Opinion

May 19, 2014

SPLOST plans call for attention to detail

— The Whitfield County Board of Commissioners made seemingly official something they have been talking about for several months. They plan to call for a special election in March 2015 for a special purpose local option sales tax (SPLOST).

A SPLOST is a 1 percent sales tax, which would likely bring in some $17 million a year, that the county can use for capital spending. Commissioners haven’t yet developed a list of projects that it would fund. But they have been looking at a handful of areas: public safety, parks and recreation, and economic development.

Whitfield County voters haven’t always responded well to SPLOST requests by commissioners. They’ve voted down more SPLOST referendums than they have approved. As we’ve noted in the past, the SPLOSTs that have succeeded have had a couple of things in common: They have focused tightly on a handful of needs, and they have focused on projects that were widely regarded as needed. Most of the successful SPLOSTs have also been for only two or three years.

With that in mind, commissioners should tread carefully in calling for this SPLOST. Placing items on it that have less than near-universal support could well doom it. They have to ask themselves whether it’s better to ask for a few items that voters would almost certainly approve or put together a larger list that risks defeat. We’d advise them to do the former.
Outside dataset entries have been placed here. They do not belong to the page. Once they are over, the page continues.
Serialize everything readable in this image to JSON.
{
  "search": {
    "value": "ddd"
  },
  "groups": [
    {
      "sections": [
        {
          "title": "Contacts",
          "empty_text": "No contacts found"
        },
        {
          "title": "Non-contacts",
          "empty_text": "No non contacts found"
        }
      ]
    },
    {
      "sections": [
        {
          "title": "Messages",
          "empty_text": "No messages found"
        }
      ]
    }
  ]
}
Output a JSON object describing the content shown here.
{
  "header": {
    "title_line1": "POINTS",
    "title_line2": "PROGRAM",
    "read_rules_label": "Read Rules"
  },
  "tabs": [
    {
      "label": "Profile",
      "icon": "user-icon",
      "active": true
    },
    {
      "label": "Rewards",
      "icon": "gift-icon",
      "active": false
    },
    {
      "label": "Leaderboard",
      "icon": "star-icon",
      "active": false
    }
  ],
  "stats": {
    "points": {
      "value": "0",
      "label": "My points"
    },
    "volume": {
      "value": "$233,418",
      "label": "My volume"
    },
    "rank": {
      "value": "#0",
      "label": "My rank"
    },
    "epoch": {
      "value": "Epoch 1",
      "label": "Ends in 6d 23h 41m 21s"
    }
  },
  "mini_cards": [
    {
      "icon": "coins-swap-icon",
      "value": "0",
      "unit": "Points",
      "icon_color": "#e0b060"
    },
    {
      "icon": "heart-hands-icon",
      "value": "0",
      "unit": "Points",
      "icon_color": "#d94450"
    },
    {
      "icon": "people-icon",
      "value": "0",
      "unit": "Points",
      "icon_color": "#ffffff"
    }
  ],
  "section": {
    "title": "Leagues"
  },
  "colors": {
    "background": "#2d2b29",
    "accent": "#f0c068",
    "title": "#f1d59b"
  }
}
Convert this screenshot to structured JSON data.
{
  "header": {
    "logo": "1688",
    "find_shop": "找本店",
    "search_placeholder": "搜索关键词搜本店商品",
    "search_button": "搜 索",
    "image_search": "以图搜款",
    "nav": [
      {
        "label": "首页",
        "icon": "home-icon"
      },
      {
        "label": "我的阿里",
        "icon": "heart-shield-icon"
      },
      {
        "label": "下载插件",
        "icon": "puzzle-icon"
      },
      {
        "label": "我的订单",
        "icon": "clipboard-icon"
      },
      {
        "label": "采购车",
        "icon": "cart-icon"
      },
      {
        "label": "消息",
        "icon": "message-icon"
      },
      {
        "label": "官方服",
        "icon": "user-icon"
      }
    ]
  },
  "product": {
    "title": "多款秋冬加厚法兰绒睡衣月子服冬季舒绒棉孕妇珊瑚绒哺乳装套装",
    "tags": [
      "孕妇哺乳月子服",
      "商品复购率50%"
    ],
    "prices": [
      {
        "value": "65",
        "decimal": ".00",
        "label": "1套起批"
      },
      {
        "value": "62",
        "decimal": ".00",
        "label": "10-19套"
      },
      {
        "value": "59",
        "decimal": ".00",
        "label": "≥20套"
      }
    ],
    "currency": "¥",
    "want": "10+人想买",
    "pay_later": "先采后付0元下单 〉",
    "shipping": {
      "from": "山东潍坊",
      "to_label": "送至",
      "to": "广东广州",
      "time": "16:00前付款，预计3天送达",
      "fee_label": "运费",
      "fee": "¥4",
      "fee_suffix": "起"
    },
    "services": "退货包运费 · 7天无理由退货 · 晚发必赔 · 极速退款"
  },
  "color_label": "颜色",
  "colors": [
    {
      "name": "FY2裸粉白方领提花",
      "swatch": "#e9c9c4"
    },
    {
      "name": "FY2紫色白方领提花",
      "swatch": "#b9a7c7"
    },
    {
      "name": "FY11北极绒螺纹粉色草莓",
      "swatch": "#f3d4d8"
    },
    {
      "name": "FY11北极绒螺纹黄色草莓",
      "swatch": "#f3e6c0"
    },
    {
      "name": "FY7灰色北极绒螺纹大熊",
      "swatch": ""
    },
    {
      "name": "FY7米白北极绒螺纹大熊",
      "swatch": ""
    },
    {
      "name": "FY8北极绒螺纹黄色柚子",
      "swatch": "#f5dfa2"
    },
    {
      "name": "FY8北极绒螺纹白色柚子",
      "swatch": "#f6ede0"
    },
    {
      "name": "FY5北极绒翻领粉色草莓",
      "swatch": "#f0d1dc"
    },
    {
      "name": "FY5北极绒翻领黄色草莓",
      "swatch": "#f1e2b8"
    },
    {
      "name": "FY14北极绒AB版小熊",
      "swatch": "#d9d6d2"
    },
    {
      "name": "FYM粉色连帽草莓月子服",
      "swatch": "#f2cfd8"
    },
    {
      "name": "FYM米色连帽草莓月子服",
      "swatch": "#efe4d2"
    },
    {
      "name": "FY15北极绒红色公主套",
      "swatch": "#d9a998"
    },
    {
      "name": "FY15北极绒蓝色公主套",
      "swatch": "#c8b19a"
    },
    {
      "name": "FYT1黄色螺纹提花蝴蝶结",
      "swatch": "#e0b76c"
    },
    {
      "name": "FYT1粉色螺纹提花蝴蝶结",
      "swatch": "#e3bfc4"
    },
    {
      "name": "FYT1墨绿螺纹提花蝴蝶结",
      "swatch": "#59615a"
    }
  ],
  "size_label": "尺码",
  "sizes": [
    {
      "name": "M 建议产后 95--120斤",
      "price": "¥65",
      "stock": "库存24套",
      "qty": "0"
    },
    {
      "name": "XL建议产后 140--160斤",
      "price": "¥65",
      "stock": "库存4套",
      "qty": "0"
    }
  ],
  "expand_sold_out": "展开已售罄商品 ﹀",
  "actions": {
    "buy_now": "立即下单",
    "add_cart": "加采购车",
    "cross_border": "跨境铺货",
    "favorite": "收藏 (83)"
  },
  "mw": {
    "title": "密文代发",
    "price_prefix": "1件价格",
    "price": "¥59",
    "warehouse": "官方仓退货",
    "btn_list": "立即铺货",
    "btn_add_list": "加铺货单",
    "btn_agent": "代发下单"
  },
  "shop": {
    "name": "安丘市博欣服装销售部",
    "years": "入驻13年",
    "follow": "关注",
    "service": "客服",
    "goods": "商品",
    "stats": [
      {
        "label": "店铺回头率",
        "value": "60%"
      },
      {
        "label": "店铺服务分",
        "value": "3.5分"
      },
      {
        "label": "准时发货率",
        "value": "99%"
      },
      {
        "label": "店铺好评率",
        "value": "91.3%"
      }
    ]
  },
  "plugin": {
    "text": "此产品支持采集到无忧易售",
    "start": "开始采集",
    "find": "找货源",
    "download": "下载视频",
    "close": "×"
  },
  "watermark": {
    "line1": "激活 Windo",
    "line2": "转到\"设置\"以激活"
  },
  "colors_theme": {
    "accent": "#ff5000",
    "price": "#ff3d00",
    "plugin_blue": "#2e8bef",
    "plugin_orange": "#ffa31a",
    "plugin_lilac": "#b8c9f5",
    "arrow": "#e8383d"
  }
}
And the Dalton City Council has to make a tough decision as well. The city would get a share of SPLOST funds if it passes. So will council members support this SPLOST? Or will they oppose it? And if they oppose it, will they act to undermine support for it by, say, placing a project on the list that is certain to cause voters to vote against it?

We submit that, even if council members ultimately oppose the SPLOST they should try to put together a legitimate list of projects they would fund.

Local officials have several months to put their plans together. That’s plenty of time to put together a tightly focused, limited SPLOST that will take care of the county’s highest needs.

1
Text Only
Opinion